Congrats to Kyle who was awarded one of three T32 NIH training grant slots from the Utah neuroscience program!
Traditionally scientists mostly use one sex for their studies. Especially in neuroscience where behavioural differences may prove confounding. While I think this is a good idea, we could certainly be more efficient when using our animal colonies if we did discard females, it will certainly mean that monitoring whether there are sex differences in a study will make it a longer one.
The Utah School of Medicine recently hosted a symposium highlighting new faculty who have won national competitive awards. The mini talks revolved around the human element of science as well as a primer on their exciting research.

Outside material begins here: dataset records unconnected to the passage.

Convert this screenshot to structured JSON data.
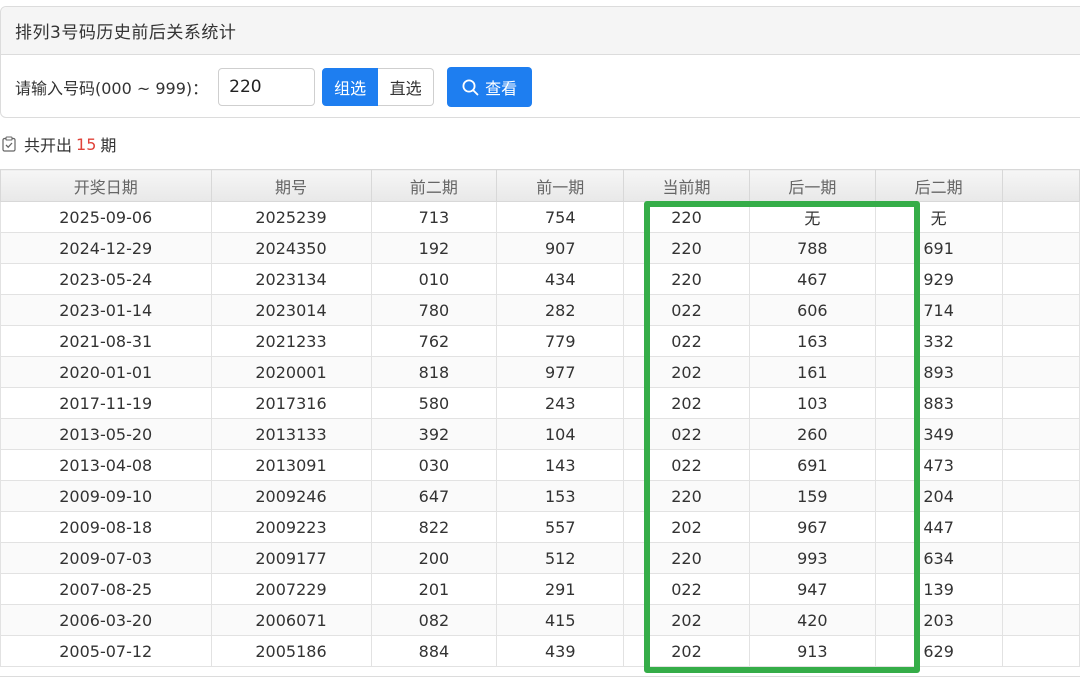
{
  "panel": {
    "title": "排列3号码历史前后关系统计"
  },
  "query": {
    "label": "请输入号码(000 ~ 999)：",
    "input_value": "220",
    "mode_group": "组选",
    "mode_direct": "直选",
    "search_label": "查看",
    "accent_color": "#1e7ef0"
  },
  "summary": {
    "prefix": "共开出",
    "count": "15",
    "suffix": "期"
  },
  "table": {
    "columns": [
      "开奖日期",
      "期号",
      "前二期",
      "前一期",
      "当前期",
      "后一期",
      "后二期"
    ],
    "rows": [
      [
        "2025-09-06",
        "2025239",
        "713",
        "754",
        "220",
        "无",
        "无"
      ],
      [
        "2024-12-29",
        "2024350",
        "192",
        "907",
        "220",
        "788",
        "691"
      ],
      [
        "2023-05-24",
        "2023134",
        "010",
        "434",
        "220",
        "467",
        "929"
      ],
      [
        "2023-01-14",
        "2023014",
        "780",
        "282",
        "022",
        "606",
        "714"
      ],
      [
        "2021-08-31",
        "2021233",
        "762",
        "779",
        "022",
        "163",
        "332"
      ],
      [
        "2020-01-01",
        "2020001",
        "818",
        "977",
        "202",
        "161",
        "893"
      ],
      [
        "2017-11-19",
        "2017316",
        "580",
        "243",
        "202",
        "103",
        "883"
      ],
      [
        "2013-05-20",
        "2013133",
        "392",
        "104",
        "022",
        "260",
        "349"
      ],
      [
        "2013-04-08",
        "2013091",
        "030",
        "143",
        "022",
        "691",
        "473"
      ],
      [
        "2009-09-10",
        "2009246",
        "647",
        "153",
        "220",
        "159",
        "204"
      ],
      [
        "2009-08-18",
        "2009223",
        "822",
        "557",
        "202",
        "967",
        "447"
      ],
      [
        "2009-07-03",
        "2009177",
        "200",
        "512",
        "220",
        "993",
        "634"
      ],
      [
        "2007-08-25",
        "2007229",
        "201",
        "291",
        "022",
        "947",
        "139"
      ],
      [
        "2006-03-20",
        "2006071",
        "082",
        "415",
        "202",
        "420",
        "203"
      ],
      [
        "2005-07-12",
        "2005186",
        "884",
        "439",
        "202",
        "913",
        "629"
      ]
    ],
    "highlight_color": "#35ad48"
  }
}
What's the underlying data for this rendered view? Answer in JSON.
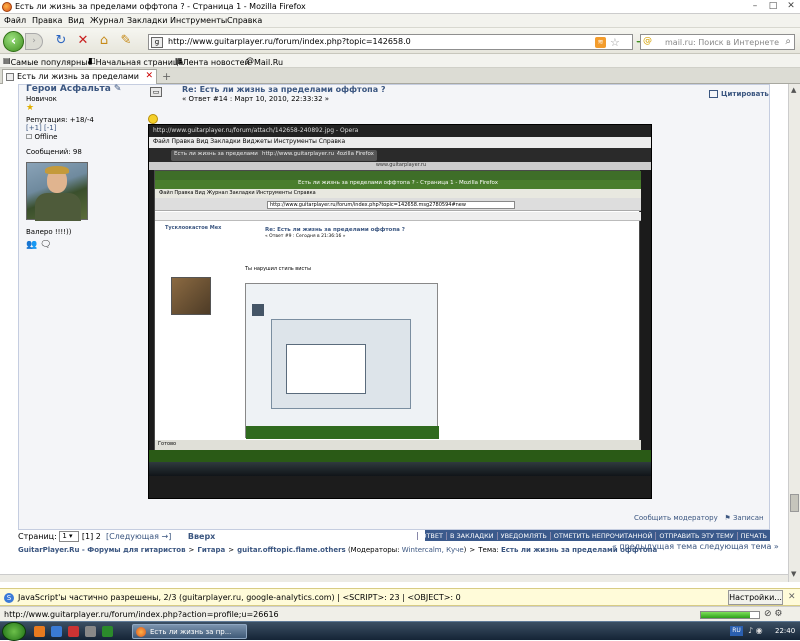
{
  "window": {
    "title": "Есть ли жизнь за пределами оффтопа ? - Страница 1 - Mozilla Firefox"
  },
  "menu": [
    "Файл",
    "Правка",
    "Вид",
    "Журнал",
    "Закладки",
    "Инструменты",
    "Справка"
  ],
  "nav": {
    "url": "http://www.guitarplayer.ru/forum/index.php?topic=142658.0",
    "search_placeholder": "mail.ru: Поиск в Интернете",
    "search_engine_label": "@"
  },
  "bookmarks": [
    "Самые популярные",
    "Начальная страница",
    "Лента новостей",
    "Mail.Ru"
  ],
  "tab": {
    "label": "Есть ли жизнь за пределами оффто...",
    "new_tab": "+"
  },
  "user": {
    "name": "Герои Асфальта",
    "status": "Новичок",
    "reputation": "Репутация: +18/-4",
    "rep_links": "[+1] [-1]",
    "online": "Offline",
    "messages": "Сообщений: 98",
    "signature": "Валеро !!!!))"
  },
  "post": {
    "title": "Re: Есть ли жизнь за пределами оффтопа ?",
    "meta": "« Ответ #14 : Март 10, 2010, 22:33:32 »",
    "quote_label": "Цитировать",
    "notify_moderator": "Сообщить модератору",
    "log": "Записан"
  },
  "screenshot": {
    "opera_title": "http://www.guitarplayer.ru/forum/attach/142658-240892.jpg - Opera",
    "opera_menu": "Файл   Правка   Вид   Закладки   Виджеты   Инструменты   Справка",
    "opera_tab": "http://www.guitarplayer.ru",
    "opera_strip": "www.guitarplayer.ru",
    "ff_title": "Есть ли жизнь за пределами оффтопа ? - Страница 1 - Mozilla Firefox",
    "ff_menu": "Файл   Правка   Вид   Журнал   Закладки   Инструменты   Справка",
    "ff_url": "http://www.guitarplayer.ru/forum/index.php?topic=142658.msg2780594#new",
    "user": "Тусклоокастое Мех",
    "post_title": "Re: Есть ли жизнь за пределами оффтопа ?",
    "post_meta": "« Ответ #9 : Сегодня в 21:36:16 »",
    "text": "Ты нарушил стиль висты",
    "status": "Готово"
  },
  "pager": {
    "label": "Страниц:",
    "select_value": "1",
    "pages": "[1] 2",
    "next": "[Следующая →]",
    "up": "Вверх"
  },
  "actions": [
    "ОТВЕТ",
    "В ЗАКЛАДКИ",
    "УВЕДОМЛЯТЬ",
    "ОТМЕТИТЬ НЕПРОЧИТАННОЙ",
    "ОТПРАВИТЬ ЭТУ ТЕМУ",
    "ПЕЧАТЬ"
  ],
  "breadcrumb": {
    "site": "GuitarPlayer.Ru - Форумы для гитаристов",
    "cat": "Гитара",
    "board": "guitar.offtopic.flame.others",
    "mods_label": "(Модераторы:",
    "mods": "Wintercalm, Куче",
    "mods_end": ")",
    "topic_label": "Тема:",
    "topic": "Есть ли жизнь за пределами оффтопа",
    "nextprev": "« предыдущая тема следующая тема »"
  },
  "notify": {
    "text": "JavaScript'ы частично разрешены, 2/3 (guitarplayer.ru, google-analytics.com) | <SCRIPT>: 23 | <OBJECT>: 0",
    "button": "Настройки..."
  },
  "status": {
    "url": "http://www.guitarplayer.ru/forum/index.php?action=profile;u=26616",
    "progress": 0.85
  },
  "taskbar": {
    "task": "Есть ли жизнь за пр...",
    "lang": "RU",
    "clock": "22:40"
  }
}
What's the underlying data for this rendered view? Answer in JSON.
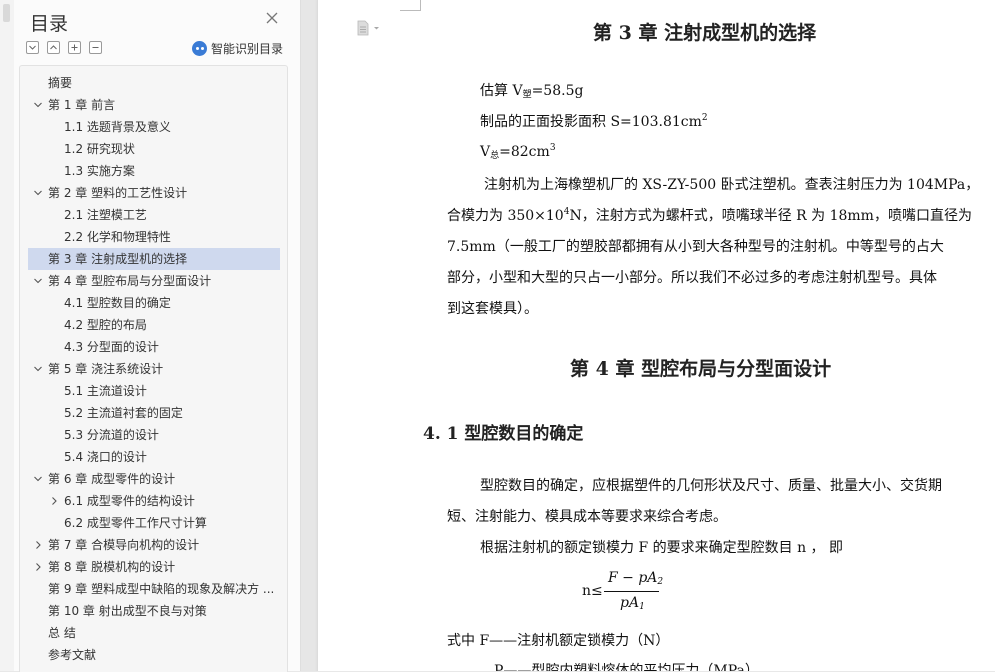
{
  "toc": {
    "title": "目录",
    "smart_label": "智能识别目录",
    "items": [
      {
        "label": "摘要",
        "level": 1,
        "arrow": "none"
      },
      {
        "label": "第 1 章  前言",
        "level": 1,
        "arrow": "down"
      },
      {
        "label": "1.1 选题背景及意义",
        "level": 2,
        "arrow": "none"
      },
      {
        "label": "1.2 研究现状",
        "level": 2,
        "arrow": "none"
      },
      {
        "label": "1.3 实施方案",
        "level": 2,
        "arrow": "none"
      },
      {
        "label": "第 2 章  塑料的工艺性设计",
        "level": 1,
        "arrow": "down"
      },
      {
        "label": "2.1 注塑模工艺",
        "level": 2,
        "arrow": "none"
      },
      {
        "label": "2.2 化学和物理特性",
        "level": 2,
        "arrow": "none"
      },
      {
        "label": "第 3 章  注射成型机的选择",
        "level": 1,
        "arrow": "none",
        "active": true
      },
      {
        "label": "第 4 章  型腔布局与分型面设计",
        "level": 1,
        "arrow": "down"
      },
      {
        "label": "4.1 型腔数目的确定",
        "level": 2,
        "arrow": "none"
      },
      {
        "label": "4.2 型腔的布局",
        "level": 2,
        "arrow": "none"
      },
      {
        "label": "4.3 分型面的设计",
        "level": 2,
        "arrow": "none"
      },
      {
        "label": "第 5 章  浇注系统设计",
        "level": 1,
        "arrow": "down"
      },
      {
        "label": "5.1 主流道设计",
        "level": 2,
        "arrow": "none"
      },
      {
        "label": "5.2 主流道衬套的固定",
        "level": 2,
        "arrow": "none"
      },
      {
        "label": "5.3 分流道的设计",
        "level": 2,
        "arrow": "none"
      },
      {
        "label": "5.4 浇口的设计",
        "level": 2,
        "arrow": "none"
      },
      {
        "label": "第 6 章  成型零件的设计",
        "level": 1,
        "arrow": "down"
      },
      {
        "label": "6.1 成型零件的结构设计",
        "level": 2,
        "arrow": "right"
      },
      {
        "label": "6.2 成型零件工作尺寸计算",
        "level": 2,
        "arrow": "none"
      },
      {
        "label": "第 7 章  合模导向机构的设计",
        "level": 1,
        "arrow": "right"
      },
      {
        "label": "第 8 章  脱模机构的设计",
        "level": 1,
        "arrow": "right"
      },
      {
        "label": "第 9 章  塑料成型中缺陷的现象及解决方 ...",
        "level": 1,
        "arrow": "none"
      },
      {
        "label": "第 10 章  射出成型不良与对策",
        "level": 1,
        "arrow": "none"
      },
      {
        "label": "总      结",
        "level": 1,
        "arrow": "none"
      },
      {
        "label": "参考文献",
        "level": 1,
        "arrow": "none"
      }
    ]
  },
  "doc": {
    "chapter3_title": "第 3 章  注射成型机的选择",
    "line1_pre": "估算 V",
    "line1_sub": "塑",
    "line1_post": "=58.5g",
    "line2_pre": "制品的正面投影面积 S=103.81cm",
    "line2_sup": "2",
    "line3_pre": "V",
    "line3_sub": "总",
    "line3_post": "=82cm",
    "line3_sup": "3",
    "para1_line1": "注射机为上海橡塑机厂的 XS-ZY-500 卧式注塑机。查表注射压力为 104MPa，",
    "para1_line2_pre": "合模力为 350×10",
    "para1_line2_sup": "4",
    "para1_line2_post": "N，注射方式为螺杆式，喷嘴球半径 R 为 18mm，喷嘴口直径为",
    "para1_line3": "7.5mm（一般工厂的塑胶部都拥有从小到大各种型号的注射机。中等型号的占大",
    "para1_line4": "部分，小型和大型的只占一小部分。所以我们不必过多的考虑注射机型号。具体",
    "para1_line5": "到这套模具）。",
    "chapter4_title": "第 4 章  型腔布局与分型面设计",
    "section41_title": "4. 1 型腔数目的确定",
    "para2_line1": "型腔数目的确定，应根据塑件的几何形状及尺寸、质量、批量大小、交货期",
    "para2_line2": "短、注射能力、模具成本等要求来综合考虑。",
    "para3_line1": "根据注射机的额定锁模力 F 的要求来确定型腔数目 n ， 即",
    "formula_lhs": "n≤",
    "formula_num": "F − pA",
    "formula_num_sub": "2",
    "formula_den": "pA",
    "formula_den_sub": "1",
    "where_line": "式中    F——注射机额定锁模力（N）",
    "where_line2": "P——型腔内塑料熔体的平均压力（MPa）"
  }
}
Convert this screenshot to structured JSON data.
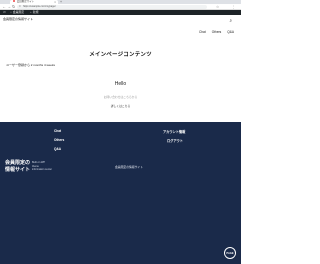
{
  "browser": {
    "tab_title": "会員限定サイト",
    "tab_close": "×",
    "new_tab": "+",
    "url": "https://example.com/mypage/",
    "back": "←",
    "forward": "→",
    "reload": "↻",
    "lock": "🔒",
    "tools": [
      "☆",
      "⋮"
    ]
  },
  "adminbar": {
    "wp_logo": "W",
    "site_name": "会員限定",
    "new_label": "新規"
  },
  "header": {
    "site_title": "会員限定の情報サイト",
    "search_icon": "⌕",
    "nav": [
      "Chat",
      "Others",
      "Q&A"
    ]
  },
  "main": {
    "heading": "メインページコンテンツ",
    "user_line": "ユーザー登録から 2 months 4 weeks",
    "hello": "Hello",
    "hello_sub": "お問い合わせはこちらから",
    "hello_link": "詳しくはこちら"
  },
  "footer": {
    "links_left": [
      "Chat",
      "Others",
      "Q&A"
    ],
    "links_right": [
      "アカウント情報",
      "ログアウト"
    ],
    "brand_line1": "会員限定の",
    "brand_line2": "情報サイト",
    "meta": [
      "Built on WP",
      "theme",
      "information center"
    ],
    "copyright": "会員限定の情報サイト"
  },
  "fab": {
    "label": "PAGE TOP"
  }
}
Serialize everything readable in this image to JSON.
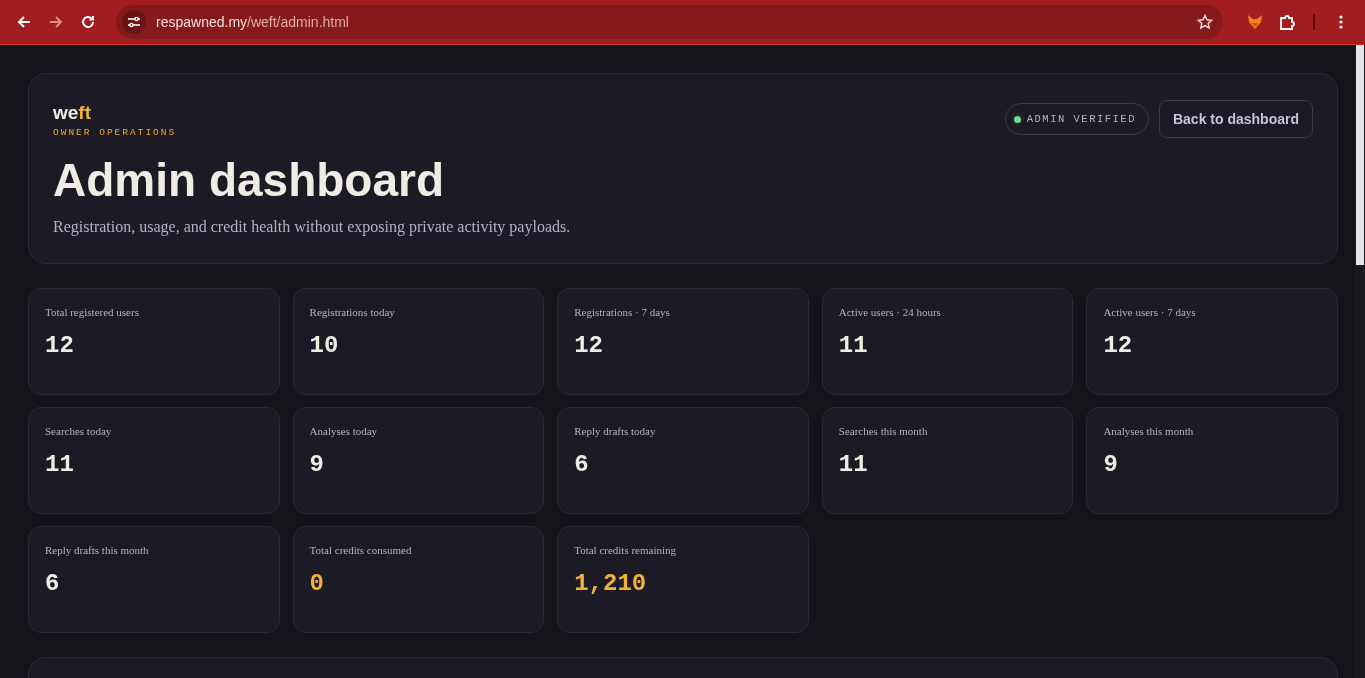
{
  "browser": {
    "back_disabled": false,
    "forward_disabled": true,
    "url_domain": "respawned.my",
    "url_path": "/weft/admin.html"
  },
  "header": {
    "logo": [
      {
        "text": "we",
        "accent": false
      },
      {
        "text": "ft",
        "accent": true
      }
    ],
    "eyebrow": "OWNER OPERATIONS",
    "title": "Admin dashboard",
    "subtitle": "Registration, usage, and credit health without exposing private activity payloads.",
    "status": {
      "label": "ADMIN VERIFIED",
      "on": true
    },
    "back_button": "Back to dashboard"
  },
  "stats": [
    {
      "label": "Total registered users",
      "value": "12",
      "accent": false
    },
    {
      "label": "Registrations today",
      "value": "10",
      "accent": false
    },
    {
      "label": "Registrations · 7 days",
      "value": "12",
      "accent": false
    },
    {
      "label": "Active users · 24 hours",
      "value": "11",
      "accent": false
    },
    {
      "label": "Active users · 7 days",
      "value": "12",
      "accent": false
    },
    {
      "label": "Searches today",
      "value": "11",
      "accent": false
    },
    {
      "label": "Analyses today",
      "value": "9",
      "accent": false
    },
    {
      "label": "Reply drafts today",
      "value": "6",
      "accent": false
    },
    {
      "label": "Searches this month",
      "value": "11",
      "accent": false
    },
    {
      "label": "Analyses this month",
      "value": "9",
      "accent": false
    },
    {
      "label": "Reply drafts this month",
      "value": "6",
      "accent": false
    },
    {
      "label": "Total credits consumed",
      "value": "0",
      "accent": true
    },
    {
      "label": "Total credits remaining",
      "value": "1,210",
      "accent": true
    }
  ]
}
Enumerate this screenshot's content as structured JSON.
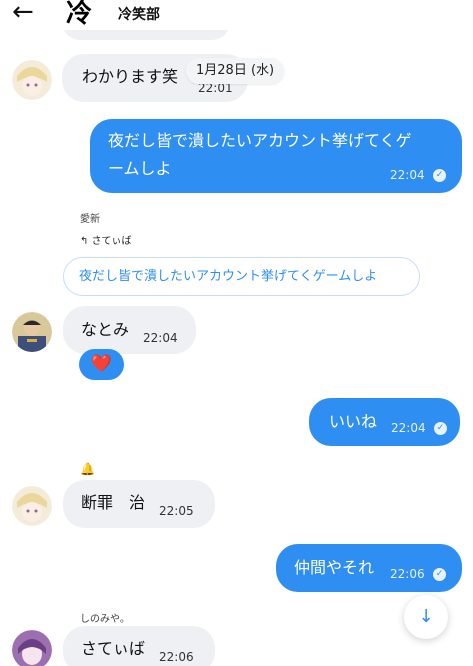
{
  "header": {
    "back_label": "←",
    "group_icon_char": "冷",
    "title": "冷笑部"
  },
  "date_badge": "1月28日 (水)",
  "messages": [
    {
      "type": "incoming",
      "text": "わかります笑",
      "time": "22:01"
    },
    {
      "type": "outgoing",
      "line1": "夜だし皆で潰したいアカウント挙げてくゲ",
      "line2": "ームしよ",
      "time": "22:04"
    },
    {
      "type": "incoming",
      "sender": "愛新",
      "reply_to": "さてぃば",
      "quote": "夜だし皆で潰したいアカウント挙げてくゲームしよ"
    },
    {
      "type": "incoming",
      "text": "なとみ",
      "time": "22:04",
      "reaction": "❤️"
    },
    {
      "type": "outgoing",
      "text": "いいね",
      "time": "22:04"
    },
    {
      "type": "incoming",
      "text": "断罪　治",
      "time": "22:05"
    },
    {
      "type": "outgoing",
      "text": "仲間やそれ",
      "time": "22:06"
    },
    {
      "type": "incoming",
      "sender": "しのみや。",
      "text": "さてぃば",
      "time": "22:06"
    }
  ],
  "icons": {
    "back": "arrow-left-icon",
    "bell": "bell-icon",
    "scroll": "arrow-down-icon",
    "check": "check-circle-icon"
  },
  "colors": {
    "accent": "#2f8ef2",
    "incoming_bubble": "#eef0f3"
  },
  "scroll_button_label": "↓",
  "bell_label": "🔔",
  "check_label": "✓"
}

Here’s a youtube video with highlights of these talks: Vitae Presentations
The number of students and postdocs in Science has increased every decade but the number of tenure-track positions have not. This current bottle neck is well represented by this graphic: http://www.ascb.org/ascbpost/index.php/compass-points/item/285-where-will-a-biology-phd-take-you
An open discussion on this issue is sorely needed.
This month three new young scientists joined the Shepherd lab:
Cameron Day will be joining as a postdoctoral associate, he recently graduated with his PhD from the Neuroscience program at UTSW.
Andrew Taibi, will be joining as a new Ph.D. student.
Kyle Jenks, will be joining as a new Ph.D. student.
Might be the first time C-SPAN was worth a real laugh! https://www.youtube.com/watch?v=UHqx3-mfHAY
This could be a game changer for the scientific community, so it will be interesting to see how it’s implemented and received!
The National Institute of Mental Health is one of the largest funders of Neuroscience research in the world. This is an interesting article on how NIMH director Thomas Insel has single handedly turned the ship towards funding more mechanistic/biological neuroscience, which as a basic neuroscientist…I approve!
Today the Shepherd lab participated in a Reddit AMA (ask me anything) session:
It was a great experience with over 1000 comments/questions asked…awesome to get so much interest but humbling to see so many people affected by mental illness and other neurological disorders.
The internet and social media has revolutionized how information is disseminated in society. Scientists have started to use social media to help talk about their work and make it more accessible to the general public. REDDIT is one of the most popular sites, especially those under 30. The Shepherd lab will be involved in a new initiative on REDDIT that aims to help the public interface with scientists. See http://www.reddit.com/r/science/comments/1vqimu/announcing_the_rscience_ama_series/
We will be hosting an AMA next Thursday Feb 6th 12 noon EST.
Two Nature papers that came online today implicate rare mutations in Arc in human patients with Schizophrenia. This has exciting implications for our work in understanding Arc’s role in neuronal function, as our work may now help shed light on this common psychiatric disorder!
Links to the papers, if anyone is interested but doesn’t have access let us know:
Great story about a neuroscientist’s personal encounter with his own genetic history and how that explains much of his behaviour but also highlights how genes aren’t everything. This interplay between environment and genes is precisely the plasticity my lab is trying to uncover! http://www.theatlantic.com/health/archive/2014/01/life-as-a-nonviolent-psychopath/282271/
New study (http://www.nature.com/neuro/journal/vaop/ncurrent/abs/nn.3623.html) shows that Caffeine can boost the consolidation of memory. So drinking that coffee before/during your lecture is a good idea!
Congrats to Elissa for being awarded a NIH T32 Developmental Biology Training Grant postdoctoral fellowship!